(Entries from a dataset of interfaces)
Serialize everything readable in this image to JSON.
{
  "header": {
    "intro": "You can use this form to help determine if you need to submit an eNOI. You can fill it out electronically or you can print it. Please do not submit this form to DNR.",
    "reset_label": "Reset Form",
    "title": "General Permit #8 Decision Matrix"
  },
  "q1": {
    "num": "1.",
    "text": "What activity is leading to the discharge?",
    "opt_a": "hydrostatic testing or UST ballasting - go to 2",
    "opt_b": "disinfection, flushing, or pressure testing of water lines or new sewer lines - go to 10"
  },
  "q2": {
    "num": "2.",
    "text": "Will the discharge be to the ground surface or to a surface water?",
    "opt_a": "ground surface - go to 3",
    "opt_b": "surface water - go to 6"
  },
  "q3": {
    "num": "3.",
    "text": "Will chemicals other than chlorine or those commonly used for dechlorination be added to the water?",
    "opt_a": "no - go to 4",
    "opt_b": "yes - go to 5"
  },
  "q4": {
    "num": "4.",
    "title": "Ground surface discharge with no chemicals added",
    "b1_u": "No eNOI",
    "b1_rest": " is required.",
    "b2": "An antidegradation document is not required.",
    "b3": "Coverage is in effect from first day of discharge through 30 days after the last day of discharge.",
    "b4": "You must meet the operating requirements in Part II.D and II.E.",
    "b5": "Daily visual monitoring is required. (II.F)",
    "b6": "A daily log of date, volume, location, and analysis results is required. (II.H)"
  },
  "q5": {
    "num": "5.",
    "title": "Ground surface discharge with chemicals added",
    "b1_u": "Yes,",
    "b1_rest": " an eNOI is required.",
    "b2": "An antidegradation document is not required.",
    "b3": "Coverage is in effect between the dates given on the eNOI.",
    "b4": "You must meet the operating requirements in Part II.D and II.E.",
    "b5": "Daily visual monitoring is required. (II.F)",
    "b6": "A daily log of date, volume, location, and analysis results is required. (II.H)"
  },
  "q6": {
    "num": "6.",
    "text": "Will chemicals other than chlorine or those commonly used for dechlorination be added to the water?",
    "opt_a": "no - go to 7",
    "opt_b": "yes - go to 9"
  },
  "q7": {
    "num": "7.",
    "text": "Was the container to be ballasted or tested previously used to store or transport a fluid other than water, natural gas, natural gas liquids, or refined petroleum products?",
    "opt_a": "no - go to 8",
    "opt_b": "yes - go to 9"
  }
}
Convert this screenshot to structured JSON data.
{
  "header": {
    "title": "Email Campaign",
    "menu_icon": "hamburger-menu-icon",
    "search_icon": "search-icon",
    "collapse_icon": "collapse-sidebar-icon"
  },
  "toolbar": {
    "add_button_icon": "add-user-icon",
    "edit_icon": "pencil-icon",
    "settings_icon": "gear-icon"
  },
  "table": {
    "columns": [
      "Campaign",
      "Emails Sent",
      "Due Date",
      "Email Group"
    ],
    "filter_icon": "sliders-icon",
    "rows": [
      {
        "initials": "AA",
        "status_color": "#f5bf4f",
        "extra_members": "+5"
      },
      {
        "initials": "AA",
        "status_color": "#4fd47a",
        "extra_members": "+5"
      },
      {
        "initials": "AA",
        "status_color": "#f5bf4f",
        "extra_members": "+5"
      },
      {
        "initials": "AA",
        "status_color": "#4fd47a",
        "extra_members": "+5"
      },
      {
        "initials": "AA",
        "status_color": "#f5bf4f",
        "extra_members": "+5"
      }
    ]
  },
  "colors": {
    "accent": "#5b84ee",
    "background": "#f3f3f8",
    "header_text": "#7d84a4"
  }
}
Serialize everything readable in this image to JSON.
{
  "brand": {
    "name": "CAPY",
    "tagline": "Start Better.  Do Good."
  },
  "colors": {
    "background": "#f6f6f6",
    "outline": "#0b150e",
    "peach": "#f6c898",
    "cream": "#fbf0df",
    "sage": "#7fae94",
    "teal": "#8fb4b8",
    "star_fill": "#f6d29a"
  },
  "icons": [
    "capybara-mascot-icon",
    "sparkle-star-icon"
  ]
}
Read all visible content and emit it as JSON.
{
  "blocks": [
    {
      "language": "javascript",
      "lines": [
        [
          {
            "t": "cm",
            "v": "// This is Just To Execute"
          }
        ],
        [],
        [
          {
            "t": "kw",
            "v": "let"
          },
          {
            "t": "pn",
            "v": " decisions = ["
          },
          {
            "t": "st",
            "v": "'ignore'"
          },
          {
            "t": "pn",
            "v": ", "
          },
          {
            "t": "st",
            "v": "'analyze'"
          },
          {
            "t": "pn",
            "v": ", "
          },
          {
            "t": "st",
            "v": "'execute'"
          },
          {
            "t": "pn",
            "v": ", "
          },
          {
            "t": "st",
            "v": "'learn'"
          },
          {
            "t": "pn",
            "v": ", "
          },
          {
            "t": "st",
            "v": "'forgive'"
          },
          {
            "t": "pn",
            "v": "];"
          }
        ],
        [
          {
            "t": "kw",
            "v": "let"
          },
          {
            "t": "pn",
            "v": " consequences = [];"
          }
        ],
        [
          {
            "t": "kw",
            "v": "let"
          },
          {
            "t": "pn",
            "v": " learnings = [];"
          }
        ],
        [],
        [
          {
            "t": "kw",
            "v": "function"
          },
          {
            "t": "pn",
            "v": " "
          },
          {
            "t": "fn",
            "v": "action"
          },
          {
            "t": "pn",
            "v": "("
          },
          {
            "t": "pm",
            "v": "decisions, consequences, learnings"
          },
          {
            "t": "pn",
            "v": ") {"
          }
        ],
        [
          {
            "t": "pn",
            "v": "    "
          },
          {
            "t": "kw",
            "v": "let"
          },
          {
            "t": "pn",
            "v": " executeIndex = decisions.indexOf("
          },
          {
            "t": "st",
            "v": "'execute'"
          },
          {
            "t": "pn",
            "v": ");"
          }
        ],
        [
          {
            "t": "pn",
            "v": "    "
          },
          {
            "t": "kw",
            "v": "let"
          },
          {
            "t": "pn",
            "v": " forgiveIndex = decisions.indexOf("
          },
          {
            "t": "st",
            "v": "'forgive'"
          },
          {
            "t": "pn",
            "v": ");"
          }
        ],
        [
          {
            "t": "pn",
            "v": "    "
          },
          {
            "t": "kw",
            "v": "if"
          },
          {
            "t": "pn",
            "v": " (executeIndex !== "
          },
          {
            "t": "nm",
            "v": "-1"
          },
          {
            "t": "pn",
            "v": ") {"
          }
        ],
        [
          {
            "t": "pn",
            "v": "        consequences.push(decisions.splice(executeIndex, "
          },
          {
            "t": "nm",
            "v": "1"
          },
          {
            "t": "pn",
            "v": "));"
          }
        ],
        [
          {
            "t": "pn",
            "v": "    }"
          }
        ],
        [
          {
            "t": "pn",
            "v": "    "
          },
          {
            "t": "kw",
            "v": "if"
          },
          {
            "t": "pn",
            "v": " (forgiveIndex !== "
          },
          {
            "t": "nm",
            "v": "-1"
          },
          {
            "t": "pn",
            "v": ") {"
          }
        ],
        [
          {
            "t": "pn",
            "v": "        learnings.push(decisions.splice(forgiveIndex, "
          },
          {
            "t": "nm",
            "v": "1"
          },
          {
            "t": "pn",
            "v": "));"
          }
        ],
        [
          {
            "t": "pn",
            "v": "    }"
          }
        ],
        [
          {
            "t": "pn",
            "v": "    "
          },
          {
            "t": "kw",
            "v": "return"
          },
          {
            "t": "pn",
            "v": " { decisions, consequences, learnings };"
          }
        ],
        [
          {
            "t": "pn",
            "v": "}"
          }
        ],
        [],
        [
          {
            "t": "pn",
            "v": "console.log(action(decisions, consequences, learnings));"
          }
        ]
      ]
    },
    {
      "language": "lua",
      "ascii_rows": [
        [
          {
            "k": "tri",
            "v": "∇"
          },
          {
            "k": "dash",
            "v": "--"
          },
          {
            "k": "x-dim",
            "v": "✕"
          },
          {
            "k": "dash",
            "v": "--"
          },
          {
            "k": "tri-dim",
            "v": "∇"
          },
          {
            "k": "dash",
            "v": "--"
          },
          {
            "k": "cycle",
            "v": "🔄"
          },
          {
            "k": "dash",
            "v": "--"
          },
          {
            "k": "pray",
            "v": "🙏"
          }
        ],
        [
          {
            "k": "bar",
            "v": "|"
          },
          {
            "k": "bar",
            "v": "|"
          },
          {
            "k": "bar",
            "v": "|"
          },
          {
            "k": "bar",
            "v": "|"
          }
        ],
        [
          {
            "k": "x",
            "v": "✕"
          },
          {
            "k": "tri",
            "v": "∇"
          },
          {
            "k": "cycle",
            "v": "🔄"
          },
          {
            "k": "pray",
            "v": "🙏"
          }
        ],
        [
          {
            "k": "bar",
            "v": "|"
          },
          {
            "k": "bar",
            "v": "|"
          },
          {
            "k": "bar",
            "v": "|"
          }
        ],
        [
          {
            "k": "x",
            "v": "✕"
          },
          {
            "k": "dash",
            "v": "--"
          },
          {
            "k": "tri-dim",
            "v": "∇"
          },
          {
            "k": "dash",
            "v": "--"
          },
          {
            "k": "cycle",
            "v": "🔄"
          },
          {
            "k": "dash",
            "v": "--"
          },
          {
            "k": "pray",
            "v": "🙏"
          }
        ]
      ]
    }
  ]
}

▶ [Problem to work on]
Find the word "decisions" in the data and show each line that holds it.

▶ [Response to this exercise]
            "v": " decisions = ["
            "v": "decisions, consequences, learnings"
            "v": " executeIndex = decisions.indexOf("
            "v": " forgiveIndex = decisions.indexOf("
            "v": "        consequences.push(decisions.splice(executeIndex, "
            "v": "        learnings.push(decisions.splice(forgiveIndex, "
            "v": " { decisions, consequences, learnings };"
            "v": "console.log(action(decisions, consequences, learnings));"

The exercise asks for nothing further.